in spy city, dominic cooper scrunches up his face to reveal the emotions of a fateful historical moment.
Set in Berlin in the early 1960s, just before East Germany put up the Berlin Wall, AMC’s Spy City is a fairly conventional Cold War tale of intrigue in the John Le Carré mode of The Spy Who Came in from the Cold. But the twists of the plot are not really the thing that make it interesting. Neither is some kind of deeper investigation of the politics and culture of the Cold War. Spy City is not even much of a psychological study of character and moral ambiguity. Instead, the real spyscape worth watching is lead actor Dominic Cooper’s face, in particular how many ways he can figure out to express disgust—with lovers, bosses, institutions, politics, humanity, and maybe most of all with himself.

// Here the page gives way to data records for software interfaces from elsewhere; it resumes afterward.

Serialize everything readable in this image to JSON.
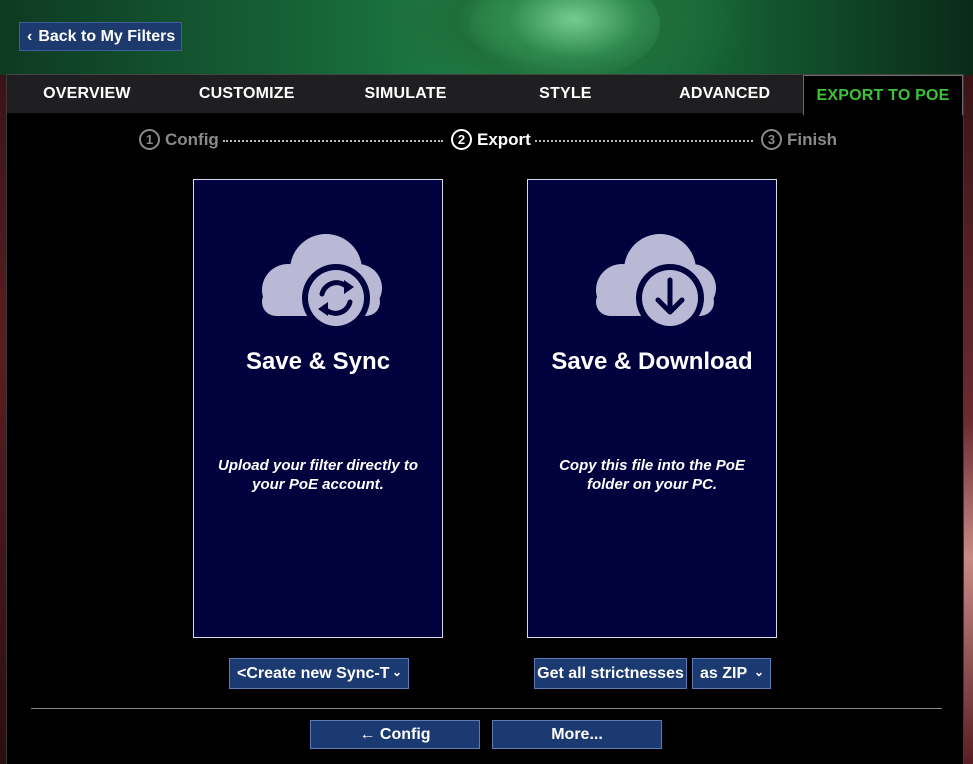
{
  "header": {
    "back_label": "Back to My Filters"
  },
  "tabs": [
    {
      "label": "OVERVIEW",
      "active": false
    },
    {
      "label": "CUSTOMIZE",
      "active": false
    },
    {
      "label": "SIMULATE",
      "active": false
    },
    {
      "label": "STYLE",
      "active": false
    },
    {
      "label": "ADVANCED",
      "active": false
    },
    {
      "label": "EXPORT TO POE",
      "active": true
    }
  ],
  "steps": [
    {
      "num": "1",
      "label": "Config",
      "state": "done"
    },
    {
      "num": "2",
      "label": "Export",
      "state": "current"
    },
    {
      "num": "3",
      "label": "Finish",
      "state": "pending"
    }
  ],
  "cards": {
    "sync": {
      "title": "Save & Sync",
      "description": "Upload your filter directly to your PoE account.",
      "icon": "cloud-sync-icon",
      "select_value": "<Create new Sync-T"
    },
    "download": {
      "title": "Save & Download",
      "description": "Copy this file into the PoE folder on your PC.",
      "icon": "cloud-download-icon",
      "strictness_button": "Get all strictnesses",
      "format_select": "as ZIP"
    }
  },
  "footer": {
    "config_button": "← Config",
    "more_button": "More..."
  },
  "colors": {
    "accent_active_tab": "#3ec23a",
    "card_bg": "#01013e",
    "button_bg": "#1b3a72"
  }
}
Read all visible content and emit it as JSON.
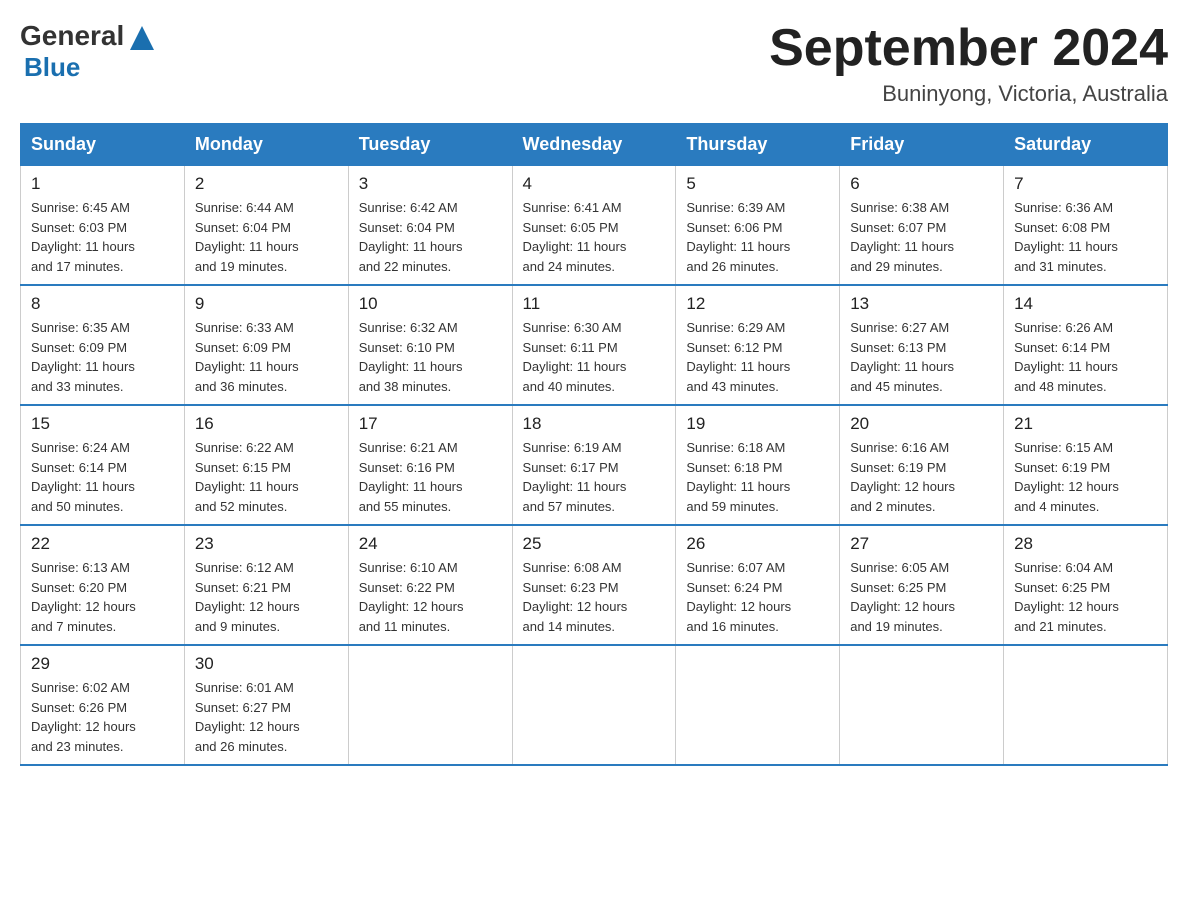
{
  "header": {
    "logo_general": "General",
    "logo_blue": "Blue",
    "title": "September 2024",
    "location": "Buninyong, Victoria, Australia"
  },
  "days_of_week": [
    "Sunday",
    "Monday",
    "Tuesday",
    "Wednesday",
    "Thursday",
    "Friday",
    "Saturday"
  ],
  "weeks": [
    [
      {
        "day": "1",
        "sunrise": "6:45 AM",
        "sunset": "6:03 PM",
        "daylight": "11 hours and 17 minutes."
      },
      {
        "day": "2",
        "sunrise": "6:44 AM",
        "sunset": "6:04 PM",
        "daylight": "11 hours and 19 minutes."
      },
      {
        "day": "3",
        "sunrise": "6:42 AM",
        "sunset": "6:04 PM",
        "daylight": "11 hours and 22 minutes."
      },
      {
        "day": "4",
        "sunrise": "6:41 AM",
        "sunset": "6:05 PM",
        "daylight": "11 hours and 24 minutes."
      },
      {
        "day": "5",
        "sunrise": "6:39 AM",
        "sunset": "6:06 PM",
        "daylight": "11 hours and 26 minutes."
      },
      {
        "day": "6",
        "sunrise": "6:38 AM",
        "sunset": "6:07 PM",
        "daylight": "11 hours and 29 minutes."
      },
      {
        "day": "7",
        "sunrise": "6:36 AM",
        "sunset": "6:08 PM",
        "daylight": "11 hours and 31 minutes."
      }
    ],
    [
      {
        "day": "8",
        "sunrise": "6:35 AM",
        "sunset": "6:09 PM",
        "daylight": "11 hours and 33 minutes."
      },
      {
        "day": "9",
        "sunrise": "6:33 AM",
        "sunset": "6:09 PM",
        "daylight": "11 hours and 36 minutes."
      },
      {
        "day": "10",
        "sunrise": "6:32 AM",
        "sunset": "6:10 PM",
        "daylight": "11 hours and 38 minutes."
      },
      {
        "day": "11",
        "sunrise": "6:30 AM",
        "sunset": "6:11 PM",
        "daylight": "11 hours and 40 minutes."
      },
      {
        "day": "12",
        "sunrise": "6:29 AM",
        "sunset": "6:12 PM",
        "daylight": "11 hours and 43 minutes."
      },
      {
        "day": "13",
        "sunrise": "6:27 AM",
        "sunset": "6:13 PM",
        "daylight": "11 hours and 45 minutes."
      },
      {
        "day": "14",
        "sunrise": "6:26 AM",
        "sunset": "6:14 PM",
        "daylight": "11 hours and 48 minutes."
      }
    ],
    [
      {
        "day": "15",
        "sunrise": "6:24 AM",
        "sunset": "6:14 PM",
        "daylight": "11 hours and 50 minutes."
      },
      {
        "day": "16",
        "sunrise": "6:22 AM",
        "sunset": "6:15 PM",
        "daylight": "11 hours and 52 minutes."
      },
      {
        "day": "17",
        "sunrise": "6:21 AM",
        "sunset": "6:16 PM",
        "daylight": "11 hours and 55 minutes."
      },
      {
        "day": "18",
        "sunrise": "6:19 AM",
        "sunset": "6:17 PM",
        "daylight": "11 hours and 57 minutes."
      },
      {
        "day": "19",
        "sunrise": "6:18 AM",
        "sunset": "6:18 PM",
        "daylight": "11 hours and 59 minutes."
      },
      {
        "day": "20",
        "sunrise": "6:16 AM",
        "sunset": "6:19 PM",
        "daylight": "12 hours and 2 minutes."
      },
      {
        "day": "21",
        "sunrise": "6:15 AM",
        "sunset": "6:19 PM",
        "daylight": "12 hours and 4 minutes."
      }
    ],
    [
      {
        "day": "22",
        "sunrise": "6:13 AM",
        "sunset": "6:20 PM",
        "daylight": "12 hours and 7 minutes."
      },
      {
        "day": "23",
        "sunrise": "6:12 AM",
        "sunset": "6:21 PM",
        "daylight": "12 hours and 9 minutes."
      },
      {
        "day": "24",
        "sunrise": "6:10 AM",
        "sunset": "6:22 PM",
        "daylight": "12 hours and 11 minutes."
      },
      {
        "day": "25",
        "sunrise": "6:08 AM",
        "sunset": "6:23 PM",
        "daylight": "12 hours and 14 minutes."
      },
      {
        "day": "26",
        "sunrise": "6:07 AM",
        "sunset": "6:24 PM",
        "daylight": "12 hours and 16 minutes."
      },
      {
        "day": "27",
        "sunrise": "6:05 AM",
        "sunset": "6:25 PM",
        "daylight": "12 hours and 19 minutes."
      },
      {
        "day": "28",
        "sunrise": "6:04 AM",
        "sunset": "6:25 PM",
        "daylight": "12 hours and 21 minutes."
      }
    ],
    [
      {
        "day": "29",
        "sunrise": "6:02 AM",
        "sunset": "6:26 PM",
        "daylight": "12 hours and 23 minutes."
      },
      {
        "day": "30",
        "sunrise": "6:01 AM",
        "sunset": "6:27 PM",
        "daylight": "12 hours and 26 minutes."
      },
      null,
      null,
      null,
      null,
      null
    ]
  ],
  "labels": {
    "sunrise": "Sunrise:",
    "sunset": "Sunset:",
    "daylight": "Daylight:"
  }
}
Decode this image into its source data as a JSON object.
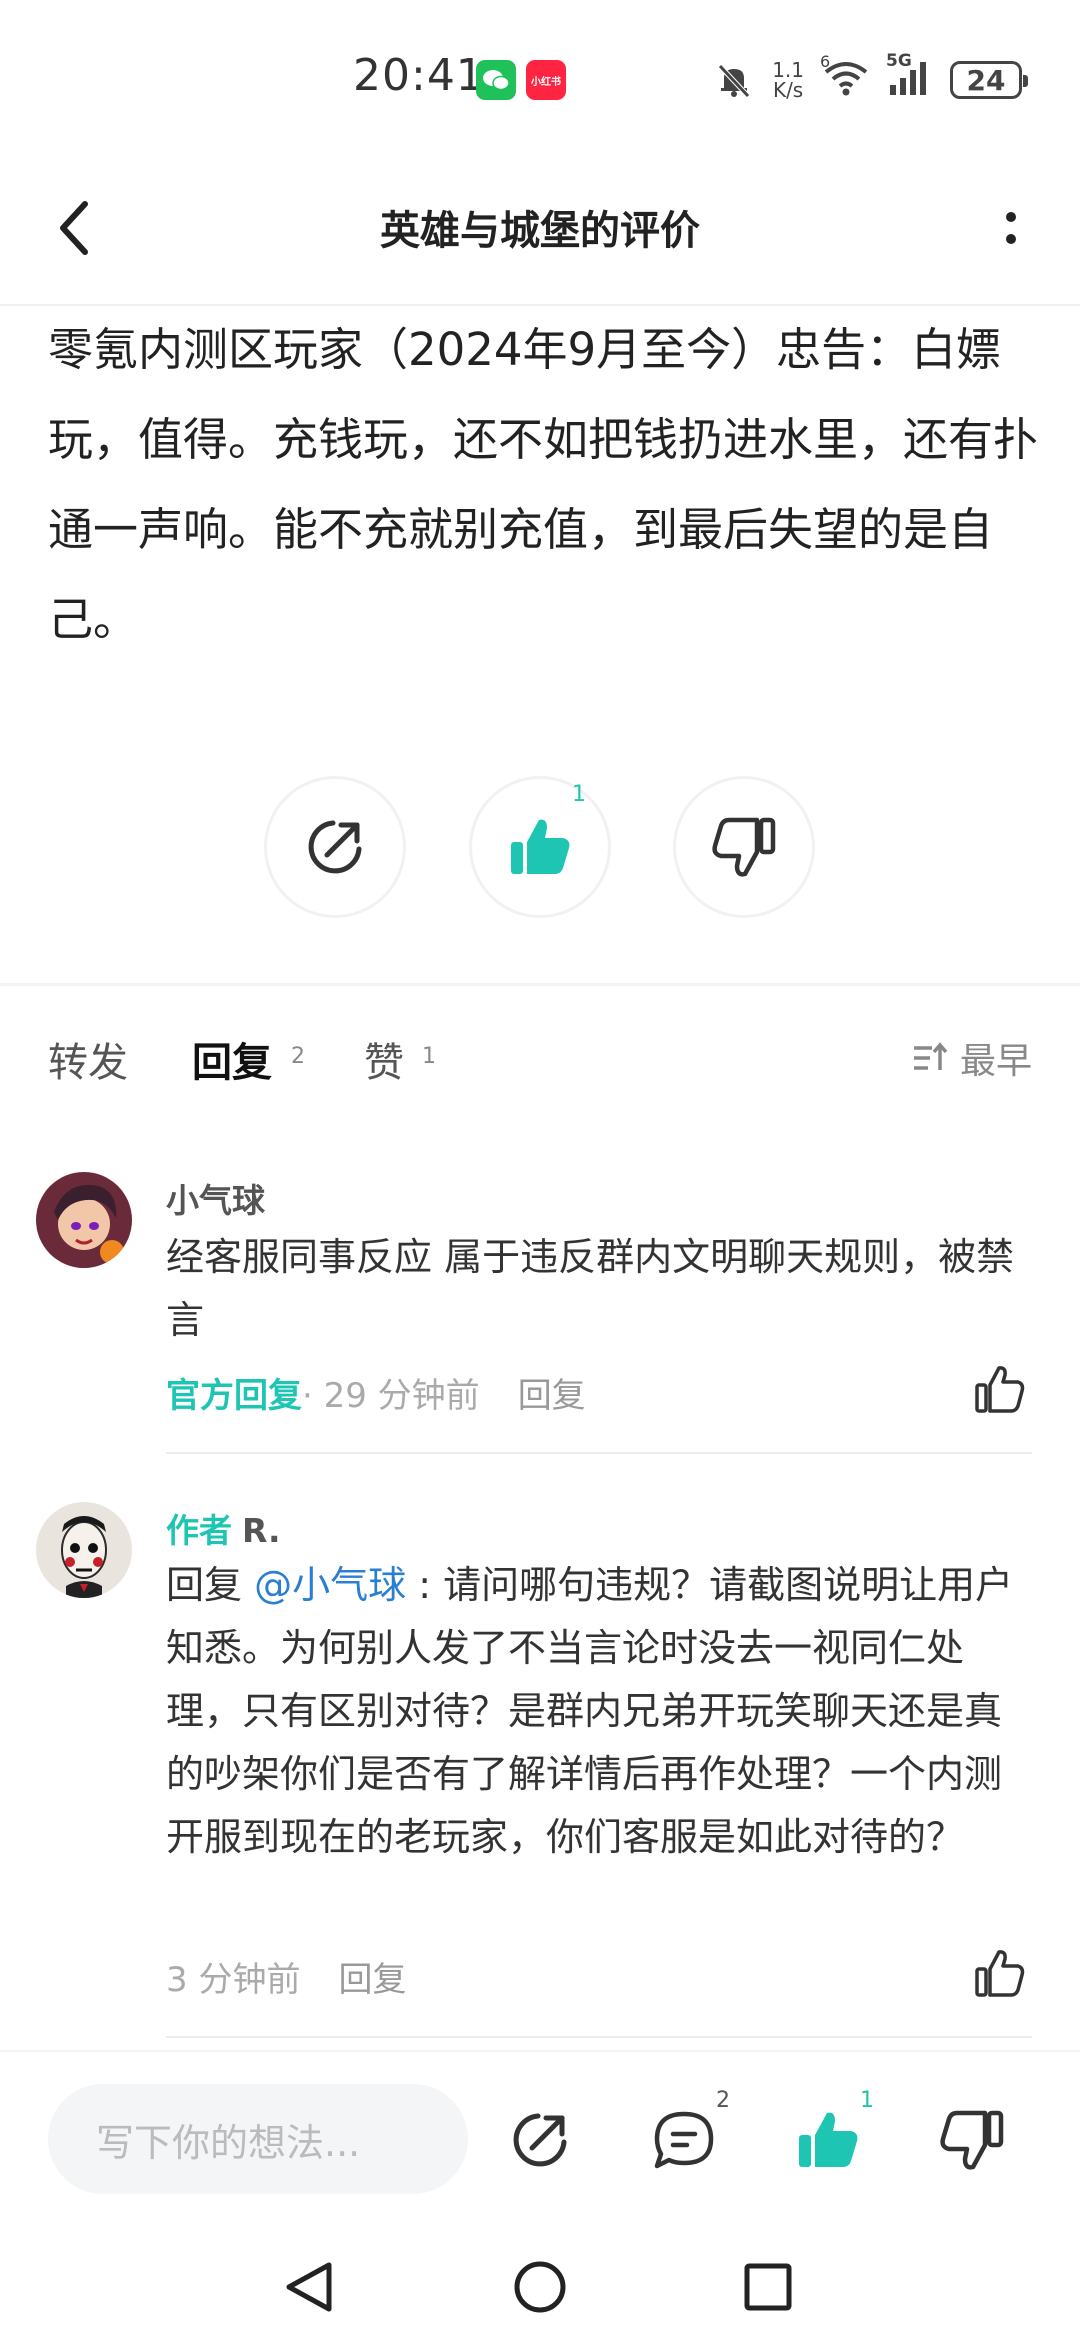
{
  "status_bar": {
    "time": "20:41",
    "xhs_label": "小红书",
    "speed_top": "1.1",
    "speed_bottom": "K/s",
    "wifi_badge": "6",
    "signal_label": "5G",
    "battery": "24",
    "icons": [
      "wechat-icon",
      "xiaohongshu-icon",
      "bell-muted-icon",
      "wifi-icon",
      "signal-icon",
      "battery-icon"
    ]
  },
  "header": {
    "title": "英雄与城堡的评价",
    "back_icon": "chevron-left-icon",
    "more_icon": "more-vertical-icon"
  },
  "review": {
    "text": "零氪内测区玩家（2024年9月至今）忠告：白嫖玩，值得。充钱玩，还不如把钱扔进水里，还有扑通一声响。能不充就别充值，到最后失望的是自己。"
  },
  "actions": {
    "like_count": "1",
    "accent_color": "#1ec5b2"
  },
  "tabs": {
    "forward": "转发",
    "reply": "回复",
    "reply_count": "2",
    "likes": "赞",
    "likes_count": "1",
    "sort": "最早"
  },
  "comments": [
    {
      "name": "小气球",
      "text": "经客服同事反应 属于违反群内文明聊天规则，被禁言",
      "badge": "官方回复",
      "time": " · 29 分钟前",
      "reply": "回复"
    },
    {
      "author_tag": "作者",
      "name": "R.",
      "reply_prefix": "回复 ",
      "mention": "@小气球",
      "text": " : 请问哪句违规？请截图说明让用户知悉。为何别人发了不当言论时没去一视同仁处理，只有区别对待？是群内兄弟开玩笑聊天还是真的吵架你们是否有了解详情后再作处理？一个内测开服到现在的老玩家，你们客服是如此对待的？",
      "time": "3 分钟前",
      "reply": "回复"
    }
  ],
  "bottom_bar": {
    "placeholder": "写下你的想法...",
    "comment_count": "2",
    "like_count": "1"
  }
}
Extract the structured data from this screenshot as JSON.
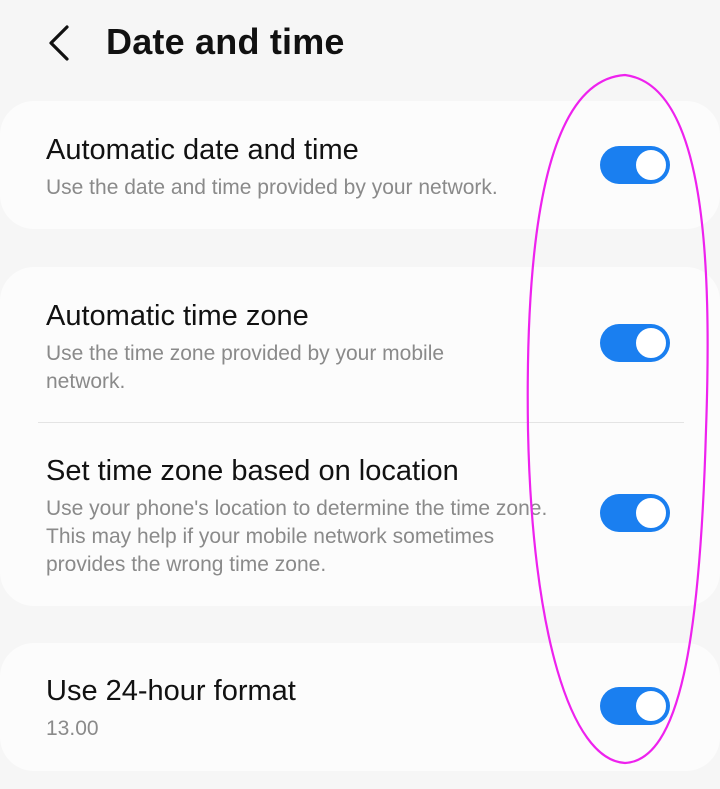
{
  "header": {
    "title": "Date and time",
    "back_icon": "chevron-left-icon"
  },
  "colors": {
    "accent": "#1a7ff0",
    "annotation": "#ee22ee"
  },
  "settings": [
    {
      "title": "Automatic date and time",
      "subtitle": "Use the date and time provided by your network.",
      "enabled": true
    },
    {
      "title": "Automatic time zone",
      "subtitle": "Use the time zone provided by your mobile network.",
      "enabled": true
    },
    {
      "title": "Set time zone based on location",
      "subtitle": "Use your phone's location to determine the time zone. This may help if your mobile network sometimes provides the wrong time zone.",
      "enabled": true
    },
    {
      "title": "Use 24-hour format",
      "subtitle": "13.00",
      "enabled": true
    }
  ]
}
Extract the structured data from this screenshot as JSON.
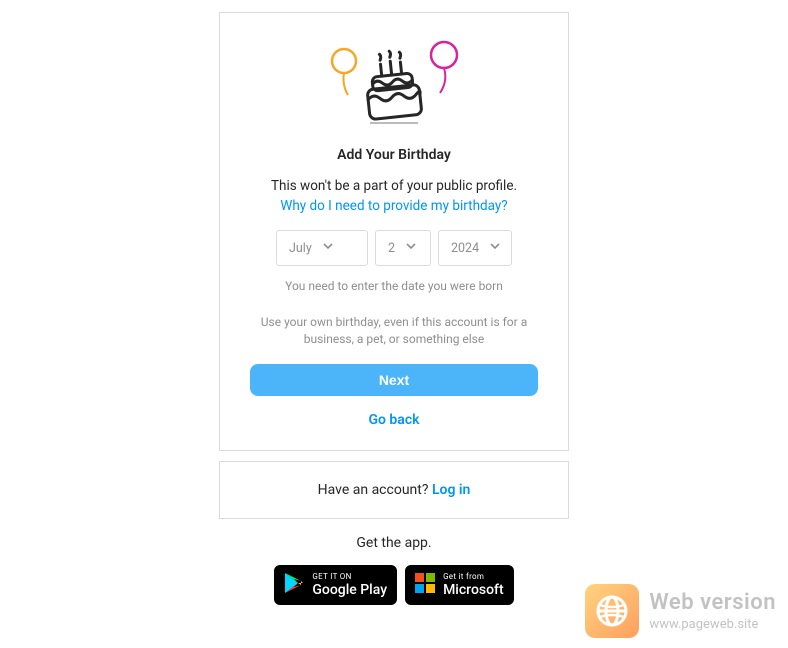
{
  "form": {
    "title": "Add Your Birthday",
    "subtitle": "This won't be a part of your public profile.",
    "why_link": "Why do I need to provide my birthday?",
    "month": "July",
    "day": "2",
    "year": "2024",
    "hint1": "You need to enter the date you were born",
    "hint2": "Use your own birthday, even if this account is for a business, a pet, or something else",
    "next_label": "Next",
    "goback_label": "Go back"
  },
  "login": {
    "prompt": "Have an account? ",
    "link": "Log in"
  },
  "getapp": {
    "label": "Get the app.",
    "google": {
      "small": "GET IT ON",
      "big": "Google Play"
    },
    "microsoft": {
      "small": "Get it from",
      "big": "Microsoft"
    }
  },
  "watermark": {
    "line1": "Web version",
    "line2": "www.pageweb.site"
  }
}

At the end of the first season, as the barbed wire goes up where the Berlin Wall will eventually be built and cuts off Cooper’s character from important contacts in the East, he summons up a facial expression for the ages, a study of disgust that plumbs the many elements of the emotion: shame, loss, abjectness, physical illness, but also a hint of fascination with and maybe even an attraction to the feeling of disgust itself. In the momentary sneer and wrinkle of Cooper’s face at the end of the season, Spy City cracks for an instance. A fairly conventional contemporary television drama splits open to reveal the full emotional scream of a fateful historical moment.